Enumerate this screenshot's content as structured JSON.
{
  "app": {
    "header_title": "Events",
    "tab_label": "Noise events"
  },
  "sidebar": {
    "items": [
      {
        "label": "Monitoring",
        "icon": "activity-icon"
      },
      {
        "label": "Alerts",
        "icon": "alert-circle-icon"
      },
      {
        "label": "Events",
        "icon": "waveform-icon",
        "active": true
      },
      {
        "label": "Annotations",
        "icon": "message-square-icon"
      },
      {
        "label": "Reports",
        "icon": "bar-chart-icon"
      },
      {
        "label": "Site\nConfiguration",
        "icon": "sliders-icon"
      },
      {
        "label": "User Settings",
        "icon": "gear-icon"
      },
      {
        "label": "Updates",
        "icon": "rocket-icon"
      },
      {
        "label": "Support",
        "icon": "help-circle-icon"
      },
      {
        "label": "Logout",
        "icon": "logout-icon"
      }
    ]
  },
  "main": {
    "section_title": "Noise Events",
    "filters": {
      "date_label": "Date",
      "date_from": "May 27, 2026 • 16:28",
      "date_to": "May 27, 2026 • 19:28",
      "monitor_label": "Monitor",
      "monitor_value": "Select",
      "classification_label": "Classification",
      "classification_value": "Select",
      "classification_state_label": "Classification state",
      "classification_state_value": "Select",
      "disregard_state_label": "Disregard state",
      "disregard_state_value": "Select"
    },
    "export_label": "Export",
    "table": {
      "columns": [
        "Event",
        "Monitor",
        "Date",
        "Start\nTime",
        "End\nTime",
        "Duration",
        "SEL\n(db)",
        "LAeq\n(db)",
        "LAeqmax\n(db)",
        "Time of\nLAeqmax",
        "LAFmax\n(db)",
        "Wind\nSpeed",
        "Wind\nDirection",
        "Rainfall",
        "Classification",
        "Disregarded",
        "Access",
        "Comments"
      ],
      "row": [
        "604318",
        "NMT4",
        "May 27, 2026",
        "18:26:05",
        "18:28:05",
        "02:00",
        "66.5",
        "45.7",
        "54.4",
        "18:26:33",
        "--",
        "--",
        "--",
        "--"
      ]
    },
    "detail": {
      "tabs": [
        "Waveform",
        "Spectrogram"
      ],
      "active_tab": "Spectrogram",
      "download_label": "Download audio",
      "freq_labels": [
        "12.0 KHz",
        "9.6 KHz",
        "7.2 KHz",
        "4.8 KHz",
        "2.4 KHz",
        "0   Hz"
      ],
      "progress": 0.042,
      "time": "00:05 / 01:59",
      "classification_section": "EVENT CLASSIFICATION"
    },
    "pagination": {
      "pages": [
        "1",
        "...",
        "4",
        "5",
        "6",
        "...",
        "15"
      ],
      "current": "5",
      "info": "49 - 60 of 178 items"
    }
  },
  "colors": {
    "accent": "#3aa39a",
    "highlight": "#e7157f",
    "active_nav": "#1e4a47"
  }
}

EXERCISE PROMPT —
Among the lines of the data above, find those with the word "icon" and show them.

SOLUTION —
        "icon": "activity-icon"
        "icon": "alert-circle-icon"
        "icon": "waveform-icon",
        "icon": "message-square-icon"
        "icon": "bar-chart-icon"
        "icon": "sliders-icon"
        "icon": "gear-icon"
        "icon": "rocket-icon"
        "icon": "help-circle-icon"
        "icon": "logout-icon"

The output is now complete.